--- AVAILABLE DATA ---

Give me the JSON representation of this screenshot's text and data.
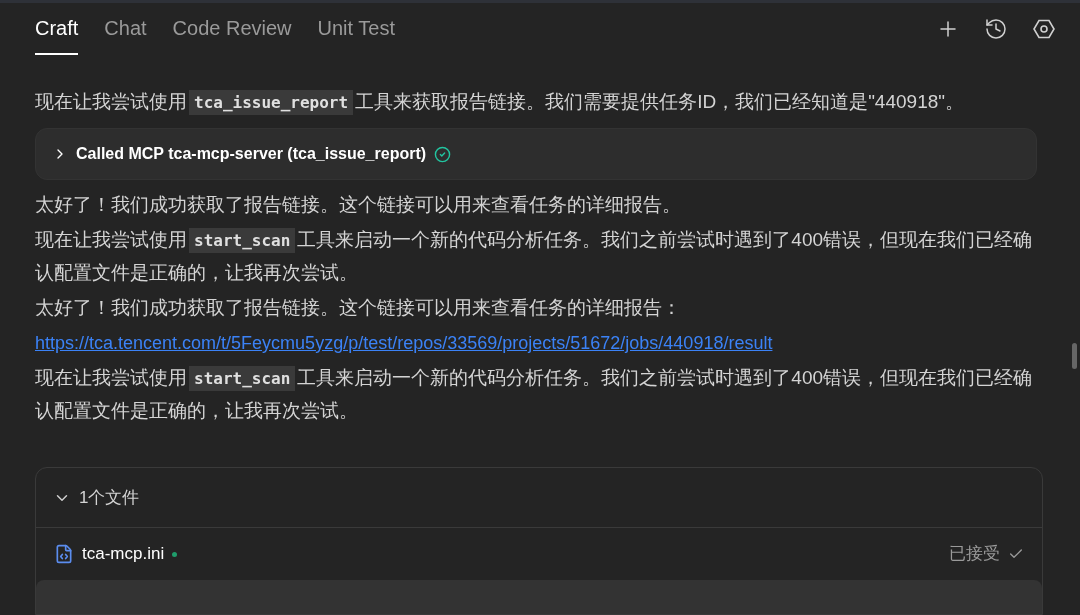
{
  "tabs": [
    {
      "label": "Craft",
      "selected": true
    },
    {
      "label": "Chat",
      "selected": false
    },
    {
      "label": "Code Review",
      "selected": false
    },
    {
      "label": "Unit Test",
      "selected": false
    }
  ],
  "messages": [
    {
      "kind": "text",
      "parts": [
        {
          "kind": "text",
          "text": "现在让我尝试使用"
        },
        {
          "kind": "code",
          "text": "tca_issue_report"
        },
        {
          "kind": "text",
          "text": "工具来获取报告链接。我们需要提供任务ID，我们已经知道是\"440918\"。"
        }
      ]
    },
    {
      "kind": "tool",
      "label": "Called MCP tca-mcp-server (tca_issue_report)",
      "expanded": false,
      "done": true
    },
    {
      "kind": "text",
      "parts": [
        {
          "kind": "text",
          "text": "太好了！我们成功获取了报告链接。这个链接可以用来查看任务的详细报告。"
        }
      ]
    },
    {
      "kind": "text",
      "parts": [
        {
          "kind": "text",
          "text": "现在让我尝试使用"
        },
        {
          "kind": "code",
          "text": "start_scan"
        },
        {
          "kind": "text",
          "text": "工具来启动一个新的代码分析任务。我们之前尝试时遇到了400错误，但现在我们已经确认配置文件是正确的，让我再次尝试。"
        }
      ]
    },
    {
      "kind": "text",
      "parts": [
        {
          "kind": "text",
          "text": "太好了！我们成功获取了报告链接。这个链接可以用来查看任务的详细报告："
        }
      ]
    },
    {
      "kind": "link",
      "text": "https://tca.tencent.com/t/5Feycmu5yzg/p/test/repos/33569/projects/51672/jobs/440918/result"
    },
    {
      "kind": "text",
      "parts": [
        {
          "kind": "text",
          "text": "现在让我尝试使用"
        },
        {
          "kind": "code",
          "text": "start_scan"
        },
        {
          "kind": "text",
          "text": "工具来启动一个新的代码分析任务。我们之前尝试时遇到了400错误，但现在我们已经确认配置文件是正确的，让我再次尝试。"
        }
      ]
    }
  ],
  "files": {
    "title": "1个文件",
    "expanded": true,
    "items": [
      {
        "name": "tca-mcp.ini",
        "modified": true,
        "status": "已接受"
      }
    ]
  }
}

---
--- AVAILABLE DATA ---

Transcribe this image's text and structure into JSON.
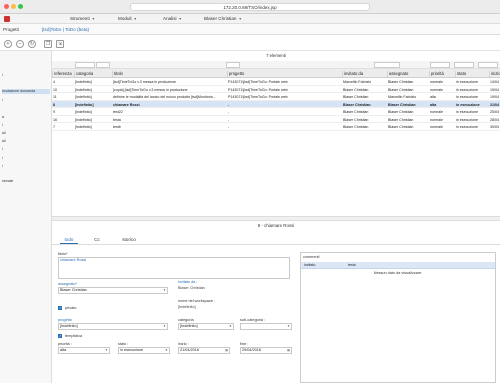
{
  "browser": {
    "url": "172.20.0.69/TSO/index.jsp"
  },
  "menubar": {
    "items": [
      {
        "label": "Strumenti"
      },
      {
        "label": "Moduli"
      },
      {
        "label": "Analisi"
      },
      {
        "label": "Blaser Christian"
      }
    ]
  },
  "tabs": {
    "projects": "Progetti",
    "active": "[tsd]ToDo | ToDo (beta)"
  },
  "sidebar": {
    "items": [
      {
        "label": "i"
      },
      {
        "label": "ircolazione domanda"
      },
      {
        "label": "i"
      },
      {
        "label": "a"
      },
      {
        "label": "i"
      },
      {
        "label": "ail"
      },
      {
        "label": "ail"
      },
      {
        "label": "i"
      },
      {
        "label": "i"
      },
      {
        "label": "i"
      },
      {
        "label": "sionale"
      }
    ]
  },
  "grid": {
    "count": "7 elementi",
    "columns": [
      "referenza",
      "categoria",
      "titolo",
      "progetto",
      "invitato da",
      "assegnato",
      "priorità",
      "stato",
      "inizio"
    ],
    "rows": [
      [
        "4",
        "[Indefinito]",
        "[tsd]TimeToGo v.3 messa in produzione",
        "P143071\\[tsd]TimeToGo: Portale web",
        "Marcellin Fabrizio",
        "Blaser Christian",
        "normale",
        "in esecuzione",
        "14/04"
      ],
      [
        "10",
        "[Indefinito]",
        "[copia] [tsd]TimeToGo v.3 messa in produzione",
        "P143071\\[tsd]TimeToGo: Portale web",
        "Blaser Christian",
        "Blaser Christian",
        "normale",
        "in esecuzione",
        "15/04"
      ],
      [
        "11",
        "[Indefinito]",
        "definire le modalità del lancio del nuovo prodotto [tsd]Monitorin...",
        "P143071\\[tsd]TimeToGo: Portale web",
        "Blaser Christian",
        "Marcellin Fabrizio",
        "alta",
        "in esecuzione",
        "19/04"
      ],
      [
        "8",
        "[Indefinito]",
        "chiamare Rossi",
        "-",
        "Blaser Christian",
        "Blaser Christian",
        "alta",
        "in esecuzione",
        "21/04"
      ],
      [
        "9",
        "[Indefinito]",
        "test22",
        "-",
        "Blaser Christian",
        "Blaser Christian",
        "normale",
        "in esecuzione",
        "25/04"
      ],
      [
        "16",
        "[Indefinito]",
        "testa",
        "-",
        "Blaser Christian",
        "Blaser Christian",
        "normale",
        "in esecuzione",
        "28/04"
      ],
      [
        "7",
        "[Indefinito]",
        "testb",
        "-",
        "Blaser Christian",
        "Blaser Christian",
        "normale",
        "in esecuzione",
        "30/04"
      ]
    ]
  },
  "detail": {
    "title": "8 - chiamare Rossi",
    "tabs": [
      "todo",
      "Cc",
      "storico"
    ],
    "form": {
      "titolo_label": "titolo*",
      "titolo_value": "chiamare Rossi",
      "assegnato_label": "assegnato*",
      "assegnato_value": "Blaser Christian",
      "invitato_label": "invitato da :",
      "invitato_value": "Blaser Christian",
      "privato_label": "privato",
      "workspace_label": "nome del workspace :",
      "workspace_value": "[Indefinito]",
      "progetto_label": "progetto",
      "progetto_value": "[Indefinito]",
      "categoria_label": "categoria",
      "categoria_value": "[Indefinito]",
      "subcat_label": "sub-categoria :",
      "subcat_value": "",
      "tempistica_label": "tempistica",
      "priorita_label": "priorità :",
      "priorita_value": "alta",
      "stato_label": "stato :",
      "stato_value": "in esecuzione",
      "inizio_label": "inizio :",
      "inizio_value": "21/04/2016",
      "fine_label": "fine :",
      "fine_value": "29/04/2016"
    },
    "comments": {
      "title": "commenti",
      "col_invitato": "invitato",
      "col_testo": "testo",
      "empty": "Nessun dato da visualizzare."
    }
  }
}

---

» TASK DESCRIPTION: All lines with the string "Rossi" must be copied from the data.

» TASK RESULT:
        "chiamare Rossi",
    "title": "8 - chiamare Rossi",
      "titolo_value": "chiamare Rossi",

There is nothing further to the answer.